“This burn case is a big hospital expense, but then such cases tend to happen to the poorest of the poor…those who are least able to pay,” Neela says during a pause. She has given the child morphine to ease the pain, and it settles him some, but he still cries out.

The dressings off, Neela gently swabs the large wounded area. “Chop, chop!” – hurry, hurry! – the boy cries. Neela said that the child senses that these things must be done. The grafts, though small for the area of the wound, seem to be taking, Neela says. Even if the healing goes well, he faces a long and painful period of rehabilitation to prevent formation of contractures that could bend his head permanently to one side and cripple his arm.

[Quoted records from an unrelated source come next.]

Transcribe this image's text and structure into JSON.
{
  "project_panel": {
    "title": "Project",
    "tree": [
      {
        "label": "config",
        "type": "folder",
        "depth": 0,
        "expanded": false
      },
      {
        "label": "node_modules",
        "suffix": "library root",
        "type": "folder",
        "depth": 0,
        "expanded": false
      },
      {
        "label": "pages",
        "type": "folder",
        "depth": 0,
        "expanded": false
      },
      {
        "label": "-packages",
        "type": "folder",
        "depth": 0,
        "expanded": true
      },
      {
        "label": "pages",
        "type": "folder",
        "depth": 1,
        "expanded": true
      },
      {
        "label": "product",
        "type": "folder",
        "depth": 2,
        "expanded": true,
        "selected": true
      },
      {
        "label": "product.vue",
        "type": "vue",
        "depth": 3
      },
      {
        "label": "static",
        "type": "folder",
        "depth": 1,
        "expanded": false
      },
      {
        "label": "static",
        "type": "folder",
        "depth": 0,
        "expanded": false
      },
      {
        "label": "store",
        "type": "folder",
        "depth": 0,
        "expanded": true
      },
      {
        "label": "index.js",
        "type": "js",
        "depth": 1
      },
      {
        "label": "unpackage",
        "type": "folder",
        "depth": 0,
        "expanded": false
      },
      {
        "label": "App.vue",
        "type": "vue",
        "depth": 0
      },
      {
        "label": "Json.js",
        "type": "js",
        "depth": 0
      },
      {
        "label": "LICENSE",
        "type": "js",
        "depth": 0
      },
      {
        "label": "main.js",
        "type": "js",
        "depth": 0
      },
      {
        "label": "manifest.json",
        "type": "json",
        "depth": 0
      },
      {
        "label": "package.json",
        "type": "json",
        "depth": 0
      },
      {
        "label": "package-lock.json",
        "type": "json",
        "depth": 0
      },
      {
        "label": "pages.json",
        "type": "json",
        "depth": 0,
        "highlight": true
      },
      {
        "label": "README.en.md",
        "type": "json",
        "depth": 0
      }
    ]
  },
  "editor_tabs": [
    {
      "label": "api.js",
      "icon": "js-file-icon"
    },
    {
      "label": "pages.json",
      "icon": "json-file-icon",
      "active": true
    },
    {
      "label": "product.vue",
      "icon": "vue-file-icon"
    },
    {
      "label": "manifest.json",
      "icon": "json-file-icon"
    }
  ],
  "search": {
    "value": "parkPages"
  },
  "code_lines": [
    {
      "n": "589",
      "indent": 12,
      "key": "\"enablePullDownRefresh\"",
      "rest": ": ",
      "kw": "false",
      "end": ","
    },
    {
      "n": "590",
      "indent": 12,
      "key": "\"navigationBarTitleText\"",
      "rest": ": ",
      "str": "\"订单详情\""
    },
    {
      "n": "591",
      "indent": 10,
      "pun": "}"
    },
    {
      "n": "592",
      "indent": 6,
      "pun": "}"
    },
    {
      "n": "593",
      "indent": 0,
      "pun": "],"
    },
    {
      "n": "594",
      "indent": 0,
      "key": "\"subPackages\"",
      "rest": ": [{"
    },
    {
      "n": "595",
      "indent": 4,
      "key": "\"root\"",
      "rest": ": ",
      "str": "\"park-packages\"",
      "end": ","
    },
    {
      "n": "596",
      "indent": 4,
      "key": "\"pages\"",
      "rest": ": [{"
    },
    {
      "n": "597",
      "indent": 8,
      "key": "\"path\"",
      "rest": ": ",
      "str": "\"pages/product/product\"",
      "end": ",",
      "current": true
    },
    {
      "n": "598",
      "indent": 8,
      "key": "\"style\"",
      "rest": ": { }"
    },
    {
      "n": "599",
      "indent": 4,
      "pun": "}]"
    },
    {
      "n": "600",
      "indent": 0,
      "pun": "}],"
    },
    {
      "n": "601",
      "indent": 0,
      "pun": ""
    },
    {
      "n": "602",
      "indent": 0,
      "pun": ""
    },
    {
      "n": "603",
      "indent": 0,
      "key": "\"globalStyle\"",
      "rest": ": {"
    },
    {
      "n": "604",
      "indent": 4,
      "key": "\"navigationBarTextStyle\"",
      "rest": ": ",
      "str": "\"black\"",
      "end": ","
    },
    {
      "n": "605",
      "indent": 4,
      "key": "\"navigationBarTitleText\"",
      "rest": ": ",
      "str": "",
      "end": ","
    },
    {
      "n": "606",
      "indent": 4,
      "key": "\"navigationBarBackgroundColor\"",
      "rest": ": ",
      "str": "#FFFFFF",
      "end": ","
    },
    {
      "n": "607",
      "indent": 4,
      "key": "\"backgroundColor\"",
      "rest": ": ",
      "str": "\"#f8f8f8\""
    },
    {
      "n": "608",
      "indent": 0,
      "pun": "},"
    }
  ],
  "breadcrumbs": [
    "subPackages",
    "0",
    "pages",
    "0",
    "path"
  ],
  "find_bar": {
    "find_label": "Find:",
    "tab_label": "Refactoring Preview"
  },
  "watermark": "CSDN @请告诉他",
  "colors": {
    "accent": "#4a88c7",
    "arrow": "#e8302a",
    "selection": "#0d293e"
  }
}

I rejoin Julia. There are a series of HIV-positive patients. On, an old man with a CD4 count of 55 (normal is 800-1,200). His nephew and the nephew’s wife are with him. He was treated earlier for oral thrush and now a chest X-ray shows signs of pneumonia. We come to a young man with oral thrush and a CD4 count of 64, but his general condition is good. He will be treated for pneumonia, and he will start antiretrovirals the next time Julia visits his rural health clinic. He must bring his wife so that both understand how they are to be taken.

We come to an older man with burned forearms, suffered February 17. He comes from a nearby village and was attending to the fire while curing tobacco when he fell forward into the fire. His left arm was healing well, except for a small patch; the right has many raw areas and was developing contractures at the elbow. As a result, he cannot straighten it well. His employer came by and gave him some money for food; his brother-in-law is tending his fields. Julia tells him he must exercise it, extend it, or it will contract further as it heals.

The hospital is seeing many burns related to tobacco curing. Tobacco is a cash crop and several farmers did well last year growing, so more are growing it this year. Julia said that curing is often done through means other than the “traditional arrangement.” More tobacco-curing injuries were to come among the women and children.